▸ What is being asked
Your answer must consist of the records below, reproduced exactly, with every picture removed.

▸ Stored data
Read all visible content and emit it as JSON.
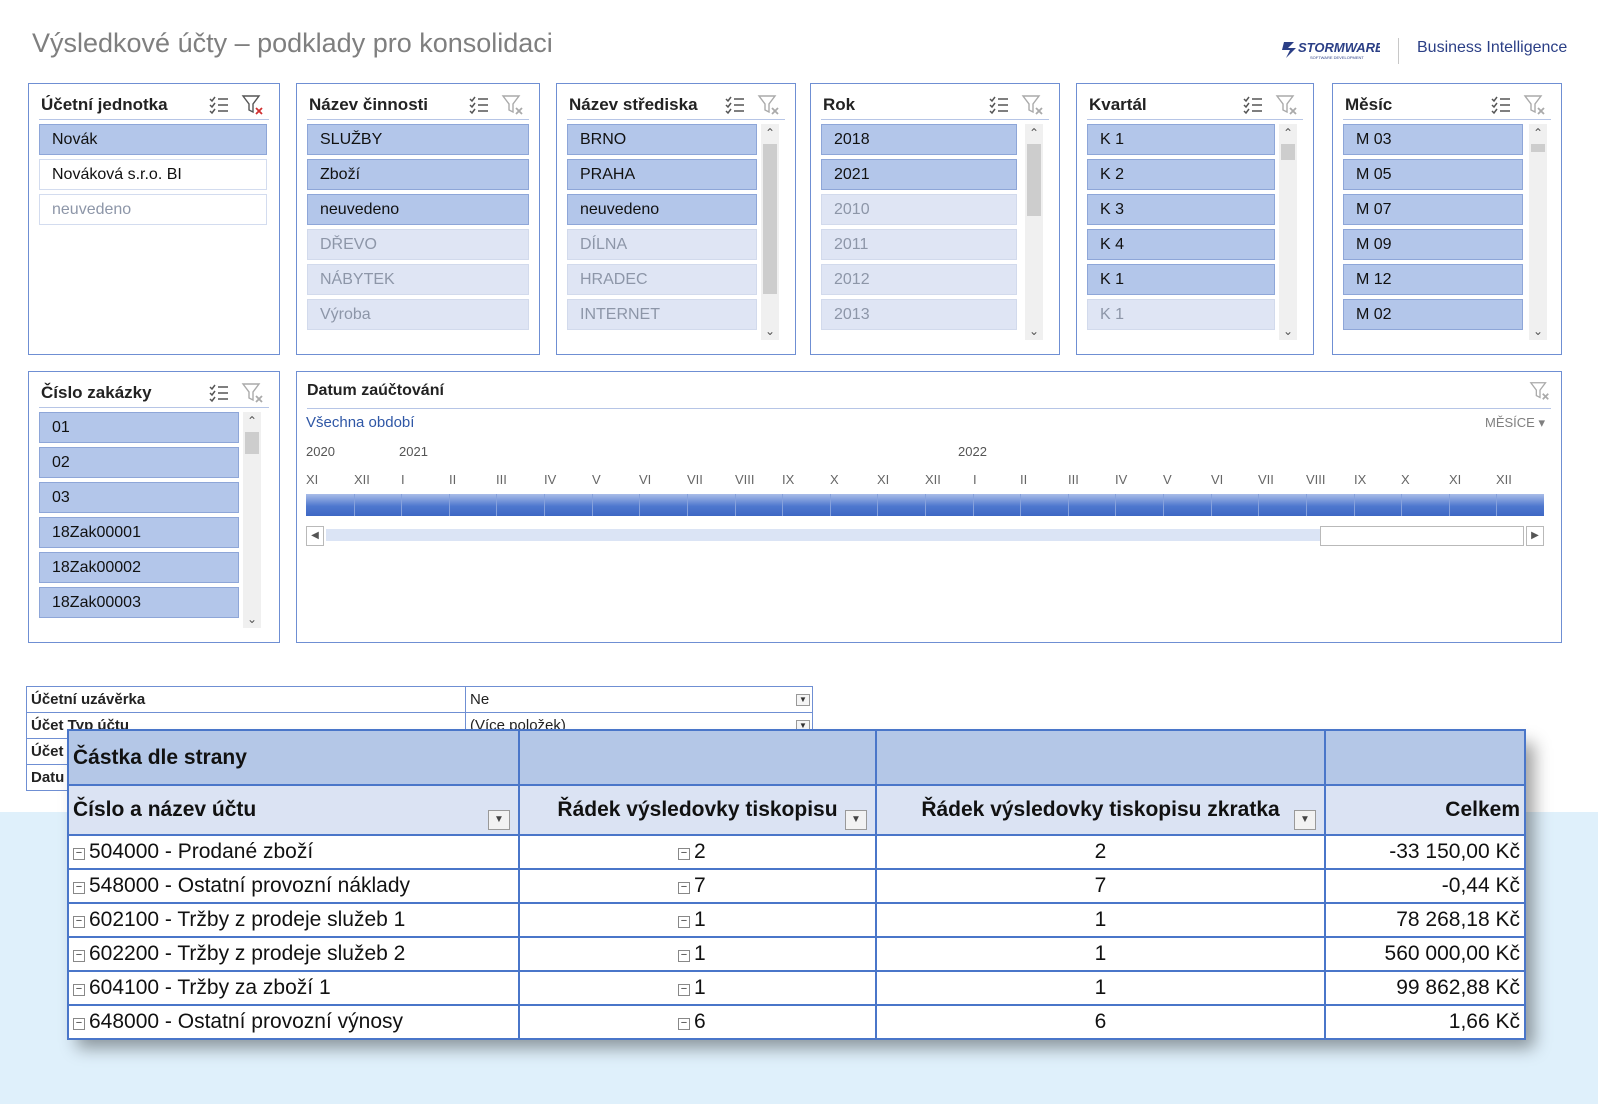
{
  "header": {
    "title": "Výsledkové účty – podklady pro konsolidaci",
    "logo_text": "STORMWARE",
    "logo_subtext": "SOFTWARE DEVELOPMENT",
    "bi_label": "Business Intelligence"
  },
  "slicers": {
    "ucetni_jednotka": {
      "title": "Účetní jednotka",
      "items": [
        {
          "label": "Novák",
          "state": "selected"
        },
        {
          "label": "Nováková s.r.o. BI",
          "state": "available"
        },
        {
          "label": "neuvedeno",
          "state": "no-data"
        }
      ]
    },
    "nazev_cinnosti": {
      "title": "Název činnosti",
      "items": [
        {
          "label": "SLUŽBY",
          "state": "selected"
        },
        {
          "label": "Zboží",
          "state": "selected"
        },
        {
          "label": "neuvedeno",
          "state": "selected"
        },
        {
          "label": "DŘEVO",
          "state": "no-data"
        },
        {
          "label": "NÁBYTEK",
          "state": "no-data"
        },
        {
          "label": "Výroba",
          "state": "no-data"
        }
      ]
    },
    "nazev_strediska": {
      "title": "Název střediska",
      "items": [
        {
          "label": "BRNO",
          "state": "selected"
        },
        {
          "label": "PRAHA",
          "state": "selected"
        },
        {
          "label": "neuvedeno",
          "state": "selected"
        },
        {
          "label": "DÍLNA",
          "state": "no-data"
        },
        {
          "label": "HRADEC",
          "state": "no-data"
        },
        {
          "label": "INTERNET",
          "state": "no-data"
        }
      ]
    },
    "rok": {
      "title": "Rok",
      "items": [
        {
          "label": "2018",
          "state": "selected"
        },
        {
          "label": "2021",
          "state": "selected"
        },
        {
          "label": "2010",
          "state": "no-data"
        },
        {
          "label": "2011",
          "state": "no-data"
        },
        {
          "label": "2012",
          "state": "no-data"
        },
        {
          "label": "2013",
          "state": "no-data"
        }
      ]
    },
    "kvartal": {
      "title": "Kvartál",
      "items": [
        {
          "label": "K 1",
          "state": "selected"
        },
        {
          "label": "K 2",
          "state": "selected"
        },
        {
          "label": "K 3",
          "state": "selected"
        },
        {
          "label": "K 4",
          "state": "selected"
        },
        {
          "label": "K 1",
          "state": "selected"
        },
        {
          "label": "K 1",
          "state": "no-data"
        }
      ]
    },
    "mesic": {
      "title": "Měsíc",
      "items": [
        {
          "label": "M 03",
          "state": "selected"
        },
        {
          "label": "M 05",
          "state": "selected"
        },
        {
          "label": "M 07",
          "state": "selected"
        },
        {
          "label": "M 09",
          "state": "selected"
        },
        {
          "label": "M 12",
          "state": "selected"
        },
        {
          "label": "M 02",
          "state": "selected"
        }
      ]
    },
    "cislo_zakazky": {
      "title": "Číslo zakázky",
      "items": [
        {
          "label": "01",
          "state": "selected"
        },
        {
          "label": "02",
          "state": "selected"
        },
        {
          "label": "03",
          "state": "selected"
        },
        {
          "label": "18Zak00001",
          "state": "selected"
        },
        {
          "label": "18Zak00002",
          "state": "selected"
        },
        {
          "label": "18Zak00003",
          "state": "selected"
        }
      ]
    }
  },
  "timeline": {
    "title": "Datum zaúčtování",
    "period_label": "Všechna období",
    "level_label": "MĚSÍCE",
    "years": [
      "2020",
      "2021",
      "2022"
    ],
    "months": [
      "XI",
      "XII",
      "I",
      "II",
      "III",
      "IV",
      "V",
      "VI",
      "VII",
      "VIII",
      "IX",
      "X",
      "XI",
      "XII",
      "I",
      "II",
      "III",
      "IV",
      "V",
      "VI",
      "VII",
      "VIII",
      "IX",
      "X",
      "XI",
      "XII"
    ]
  },
  "report_filters": [
    {
      "label": "Účetní uzávěrka",
      "value": "Ne"
    },
    {
      "label": "Účet Typ účtu",
      "value": "(Více položek)"
    },
    {
      "label": "Účet",
      "value": ""
    },
    {
      "label": "Datu",
      "value": ""
    }
  ],
  "pivot": {
    "value_header": "Částka dle strany",
    "columns": [
      "Číslo a název účtu",
      "Řádek výsledovky tiskopisu",
      "Řádek výsledovky tiskopisu zkratka",
      "Celkem"
    ],
    "collapse_symbol": "⊟",
    "rows": [
      {
        "account": "504000 - Prodané zboží",
        "line": "2",
        "short": "2",
        "total": "-33 150,00 Kč"
      },
      {
        "account": "548000 - Ostatní provozní náklady",
        "line": "7",
        "short": "7",
        "total": "-0,44 Kč"
      },
      {
        "account": "602100 - Tržby z prodeje služeb 1",
        "line": "1",
        "short": "1",
        "total": "78 268,18 Kč"
      },
      {
        "account": "602200 - Tržby z prodeje služeb 2",
        "line": "1",
        "short": "1",
        "total": "560 000,00 Kč"
      },
      {
        "account": "604100 - Tržby za zboží 1",
        "line": "1",
        "short": "1",
        "total": "99 862,88 Kč"
      },
      {
        "account": "648000 - Ostatní provozní výnosy",
        "line": "6",
        "short": "6",
        "total": "1,66 Kč"
      }
    ]
  },
  "colors": {
    "accent_border": "#6f8fd3",
    "selected_item": "#b3c6ea",
    "pivot_header": "#b4c7e7",
    "timeline_bar": "#4f78cf",
    "background_band": "#dff0fb"
  }
}
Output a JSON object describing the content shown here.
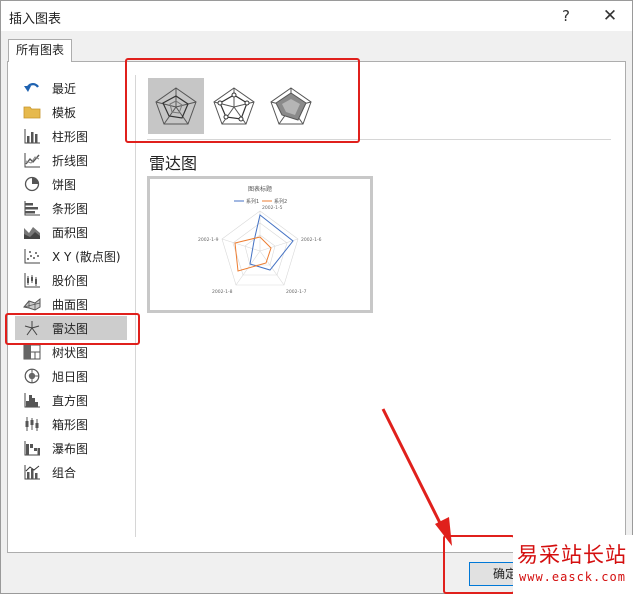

▸ Task response
Read all visible content and emit it as JSON.
{
  "header": {
    "title": "Výsledkové účty – podklady pro konsolidaci",
    "logo_text": "STORMWARE",
    "logo_subtext": "SOFTWARE DEVELOPMENT",
    "bi_label": "Business Intelligence"
  },
  "slicers": {
    "ucetni_jednotka": {
      "title": "Účetní jednotka",
      "items": [
        {
          "label": "Novák",
          "state": "selected"
        },
        {
          "label": "Nováková s.r.o. BI",
          "state": "available"
        },
        {
          "label": "neuvedeno",
          "state": "no-data"
        }
      ]
    },
    "nazev_cinnosti": {
      "title": "Název činnosti",
      "items": [
        {
          "label": "SLUŽBY",
          "state": "selected"
        },
        {
          "label": "Zboží",
          "state": "selected"
        },
        {
          "label": "neuvedeno",
          "state": "selected"
        },
        {
          "label": "DŘEVO",
          "state": "no-data"
        },
        {
          "label": "NÁBYTEK",
          "state": "no-data"
        },
        {
          "label": "Výroba",
          "state": "no-data"
        }
      ]
    },
    "nazev_strediska": {
      "title": "Název střediska",
      "items": [
        {
          "label": "BRNO",
          "state": "selected"
        },
        {
          "label": "PRAHA",
          "state": "selected"
        },
        {
          "label": "neuvedeno",
          "state": "selected"
        },
        {
          "label": "DÍLNA",
          "state": "no-data"
        },
        {
          "label": "HRADEC",
          "state": "no-data"
        },
        {
          "label": "INTERNET",
          "state": "no-data"
        }
      ]
    },
    "rok": {
      "title": "Rok",
      "items": [
        {
          "label": "2018",
          "state": "selected"
        },
        {
          "label": "2021",
          "state": "selected"
        },
        {
          "label": "2010",
          "state": "no-data"
        },
        {
          "label": "2011",
          "state": "no-data"
        },
        {
          "label": "2012",
          "state": "no-data"
        },
        {
          "label": "2013",
          "state": "no-data"
        }
      ]
    },
    "kvartal": {
      "title": "Kvartál",
      "items": [
        {
          "label": "K 1",
          "state": "selected"
        },
        {
          "label": "K 2",
          "state": "selected"
        },
        {
          "label": "K 3",
          "state": "selected"
        },
        {
          "label": "K 4",
          "state": "selected"
        },
        {
          "label": "K 1",
          "state": "selected"
        },
        {
          "label": "K 1",
          "state": "no-data"
        }
      ]
    },
    "mesic": {
      "title": "Měsíc",
      "items": [
        {
          "label": "M 03",
          "state": "selected"
        },
        {
          "label": "M 05",
          "state": "selected"
        },
        {
          "label": "M 07",
          "state": "selected"
        },
        {
          "label": "M 09",
          "state": "selected"
        },
        {
          "label": "M 12",
          "state": "selected"
        },
        {
          "label": "M 02",
          "state": "selected"
        }
      ]
    },
    "cislo_zakazky": {
      "title": "Číslo zakázky",
      "items": [
        {
          "label": "01",
          "state": "selected"
        },
        {
          "label": "02",
          "state": "selected"
        },
        {
          "label": "03",
          "state": "selected"
        },
        {
          "label": "18Zak00001",
          "state": "selected"
        },
        {
          "label": "18Zak00002",
          "state": "selected"
        },
        {
          "label": "18Zak00003",
          "state": "selected"
        }
      ]
    }
  },
  "timeline": {
    "title": "Datum zaúčtování",
    "period_label": "Všechna období",
    "level_label": "MĚSÍCE",
    "years": [
      "2020",
      "2021",
      "2022"
    ],
    "months": [
      "XI",
      "XII",
      "I",
      "II",
      "III",
      "IV",
      "V",
      "VI",
      "VII",
      "VIII",
      "IX",
      "X",
      "XI",
      "XII",
      "I",
      "II",
      "III",
      "IV",
      "V",
      "VI",
      "VII",
      "VIII",
      "IX",
      "X",
      "XI",
      "XII"
    ]
  },
  "report_filters": [
    {
      "label": "Účetní uzávěrka",
      "value": "Ne"
    },
    {
      "label": "Účet Typ účtu",
      "value": "(Více položek)"
    },
    {
      "label": "Účet",
      "value": ""
    },
    {
      "label": "Datu",
      "value": ""
    }
  ],
  "pivot": {
    "value_header": "Částka dle strany",
    "columns": [
      "Číslo a název účtu",
      "Řádek výsledovky tiskopisu",
      "Řádek výsledovky tiskopisu zkratka",
      "Celkem"
    ],
    "collapse_symbol": "⊟",
    "rows": [
      {
        "account": "504000 - Prodané zboží",
        "line": "2",
        "short": "2",
        "total": "-33 150,00 Kč"
      },
      {
        "account": "548000 - Ostatní provozní náklady",
        "line": "7",
        "short": "7",
        "total": "-0,44 Kč"
      },
      {
        "account": "602100 - Tržby z prodeje služeb 1",
        "line": "1",
        "short": "1",
        "total": "78 268,18 Kč"
      },
      {
        "account": "602200 - Tržby z prodeje služeb 2",
        "line": "1",
        "short": "1",
        "total": "560 000,00 Kč"
      },
      {
        "account": "604100 - Tržby za zboží 1",
        "line": "1",
        "short": "1",
        "total": "99 862,88 Kč"
      },
      {
        "account": "648000 - Ostatní provozní výnosy",
        "line": "6",
        "short": "6",
        "total": "1,66 Kč"
      }
    ]
  },
  "colors": {
    "accent_border": "#6f8fd3",
    "selected_item": "#b3c6ea",
    "pivot_header": "#b4c7e7",
    "timeline_bar": "#4f78cf",
    "background_band": "#dff0fb"
  }
}
Output a JSON object describing the content shown here.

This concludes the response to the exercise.